- Assignment
What you return should match every entry, character for character.

- Excerpts from an interface dataset
************
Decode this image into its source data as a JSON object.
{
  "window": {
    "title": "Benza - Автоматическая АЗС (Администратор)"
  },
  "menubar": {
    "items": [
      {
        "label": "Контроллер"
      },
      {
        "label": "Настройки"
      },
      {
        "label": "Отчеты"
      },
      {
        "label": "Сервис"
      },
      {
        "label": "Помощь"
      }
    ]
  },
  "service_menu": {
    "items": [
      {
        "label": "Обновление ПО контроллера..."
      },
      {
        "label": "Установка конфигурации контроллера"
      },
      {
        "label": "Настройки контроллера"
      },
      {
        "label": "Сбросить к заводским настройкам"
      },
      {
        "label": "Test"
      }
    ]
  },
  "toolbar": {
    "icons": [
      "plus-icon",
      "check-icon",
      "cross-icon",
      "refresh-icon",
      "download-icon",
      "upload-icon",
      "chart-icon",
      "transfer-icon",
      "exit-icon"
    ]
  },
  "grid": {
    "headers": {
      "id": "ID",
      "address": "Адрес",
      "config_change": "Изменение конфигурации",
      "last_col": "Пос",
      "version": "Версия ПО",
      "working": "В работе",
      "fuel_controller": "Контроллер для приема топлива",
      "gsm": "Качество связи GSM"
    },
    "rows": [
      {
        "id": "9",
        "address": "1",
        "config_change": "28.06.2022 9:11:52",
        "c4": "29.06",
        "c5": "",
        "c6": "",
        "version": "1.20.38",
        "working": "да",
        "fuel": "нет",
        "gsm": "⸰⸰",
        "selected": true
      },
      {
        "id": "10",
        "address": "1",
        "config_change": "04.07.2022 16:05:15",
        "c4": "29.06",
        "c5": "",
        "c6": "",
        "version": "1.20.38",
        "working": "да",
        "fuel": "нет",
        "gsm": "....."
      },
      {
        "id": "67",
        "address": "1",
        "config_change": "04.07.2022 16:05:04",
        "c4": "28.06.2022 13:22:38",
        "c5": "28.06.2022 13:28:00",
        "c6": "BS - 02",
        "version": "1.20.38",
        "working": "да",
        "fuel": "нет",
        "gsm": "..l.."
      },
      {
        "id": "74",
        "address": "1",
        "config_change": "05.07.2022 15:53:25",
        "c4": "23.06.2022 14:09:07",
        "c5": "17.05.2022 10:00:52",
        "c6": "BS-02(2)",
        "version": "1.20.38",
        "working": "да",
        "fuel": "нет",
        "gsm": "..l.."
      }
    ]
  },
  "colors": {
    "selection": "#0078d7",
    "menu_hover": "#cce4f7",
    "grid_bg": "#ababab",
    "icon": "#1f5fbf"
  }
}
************
- Output below
Decode this image into its source data as a JSON object.
{
  "window": {
    "title": "Benza - Автоматическая АЗС (Администратор)"
  },
  "menubar": {
    "items": [
      {
        "label": "Контроллер"
      },
      {
        "label": "Настройки"
      },
      {
        "label": "Отчеты"
      },
      {
        "label": "Сервис"
      },
      {
        "label": "Помощь"
      }
    ]
  },
  "service_menu": {
    "items": [
      {
        "label": "Обновление ПО контроллера..."
      },
      {
        "label": "Установка конфигурации контроллера"
      },
      {
        "label": "Настройки контроллера"
      },
      {
        "label": "Сбросить к заводским настройкам"
      },
      {
        "label": "Test"
      }
    ]
  },
  "toolbar": {
    "icons": [
      "plus-icon",
      "check-icon",
      "cross-icon",
      "refresh-icon",
      "download-icon",
      "upload-icon",
      "chart-icon",
      "transfer-icon",
      "exit-icon"
    ]
  },
  "grid": {
    "headers": {
      "id": "ID",
      "address": "Адрес",
      "config_change": "Изменение конфигурации",
      "last_col": "Пос",
      "version": "Версия ПО",
      "working": "В работе",
      "fuel_controller": "Контроллер для приема топлива",
      "gsm": "Качество связи GSM"
    },
    "rows": [
      {
        "id": "9",
        "address": "1",
        "config_change": "28.06.2022 9:11:52",
        "c4": "29.06",
        "c5": "",
        "c6": "",
        "version": "1.20.38",
        "working": "да",
        "fuel": "нет",
        "gsm": "⸰⸰",
        "selected": true
      },
      {
        "id": "10",
        "address": "1",
        "config_change": "04.07.2022 16:05:15",
        "c4": "29.06",
        "c5": "",
        "c6": "",
        "version": "1.20.38",
        "working": "да",
        "fuel": "нет",
        "gsm": "....."
      },
      {
        "id": "67",
        "address": "1",
        "config_change": "04.07.2022 16:05:04",
        "c4": "28.06.2022 13:22:38",
        "c5": "28.06.2022 13:28:00",
        "c6": "BS - 02",
        "version": "1.20.38",
        "working": "да",
        "fuel": "нет",
        "gsm": "..l.."
      },
      {
        "id": "74",
        "address": "1",
        "config_change": "05.07.2022 15:53:25",
        "c4": "23.06.2022 14:09:07",
        "c5": "17.05.2022 10:00:52",
        "c6": "BS-02(2)",
        "version": "1.20.38",
        "working": "да",
        "fuel": "нет",
        "gsm": "..l.."
      }
    ]
  },
  "colors": {
    "selection": "#0078d7",
    "menu_hover": "#cce4f7",
    "grid_bg": "#ababab",
    "icon": "#1f5fbf"
  }
}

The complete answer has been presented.